## WHAT NEEDS TO BE DONE
Repeat the records below exactly as they appear, leaving out any pictures.

## SOURCE DATA
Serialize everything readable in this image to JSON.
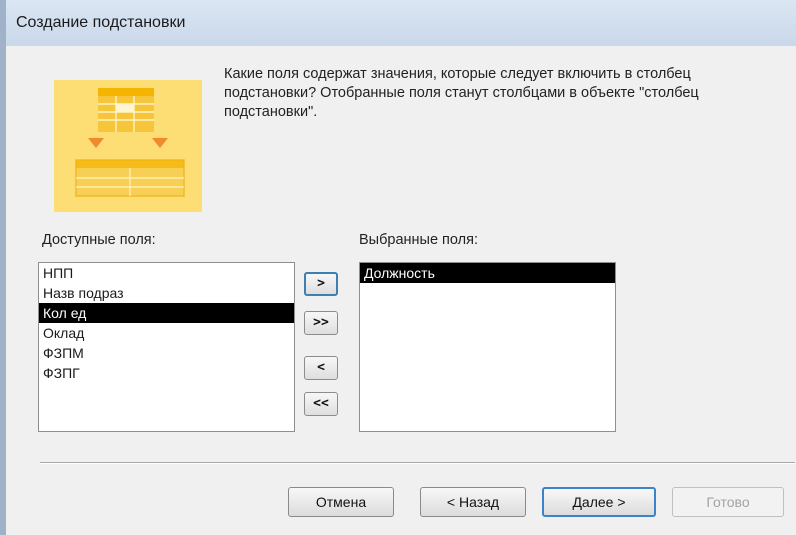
{
  "window": {
    "title": "Создание подстановки"
  },
  "question": "Какие поля содержат значения, которые следует включить в столбец подстановки? Отобранные поля станут столбцами в объекте \"столбец подстановки\".",
  "available": {
    "label": "Доступные поля:",
    "items": [
      {
        "label": "НПП",
        "selected": false
      },
      {
        "label": "Назв подраз",
        "selected": false
      },
      {
        "label": "Кол ед",
        "selected": true
      },
      {
        "label": "Оклад",
        "selected": false
      },
      {
        "label": "ФЗПМ",
        "selected": false
      },
      {
        "label": "ФЗПГ",
        "selected": false
      }
    ]
  },
  "selected": {
    "label": "Выбранные поля:",
    "items": [
      {
        "label": "Должность",
        "selected": true
      }
    ]
  },
  "move_buttons": {
    "add_one": ">",
    "add_all": ">>",
    "remove_one": "<",
    "remove_all": "<<"
  },
  "buttons": {
    "cancel": "Отмена",
    "back": "< Назад",
    "next": "Далее >",
    "finish": "Готово"
  }
}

## ANSWER FOR THE TASK
Serialize everything readable in this image to JSON.
{
  "window": {
    "title": "Создание подстановки"
  },
  "question": "Какие поля содержат значения, которые следует включить в столбец подстановки? Отобранные поля станут столбцами в объекте \"столбец подстановки\".",
  "available": {
    "label": "Доступные поля:",
    "items": [
      {
        "label": "НПП",
        "selected": false
      },
      {
        "label": "Назв подраз",
        "selected": false
      },
      {
        "label": "Кол ед",
        "selected": true
      },
      {
        "label": "Оклад",
        "selected": false
      },
      {
        "label": "ФЗПМ",
        "selected": false
      },
      {
        "label": "ФЗПГ",
        "selected": false
      }
    ]
  },
  "selected": {
    "label": "Выбранные поля:",
    "items": [
      {
        "label": "Должность",
        "selected": true
      }
    ]
  },
  "move_buttons": {
    "add_one": ">",
    "add_all": ">>",
    "remove_one": "<",
    "remove_all": "<<"
  },
  "buttons": {
    "cancel": "Отмена",
    "back": "< Назад",
    "next": "Далее >",
    "finish": "Готово"
  }
}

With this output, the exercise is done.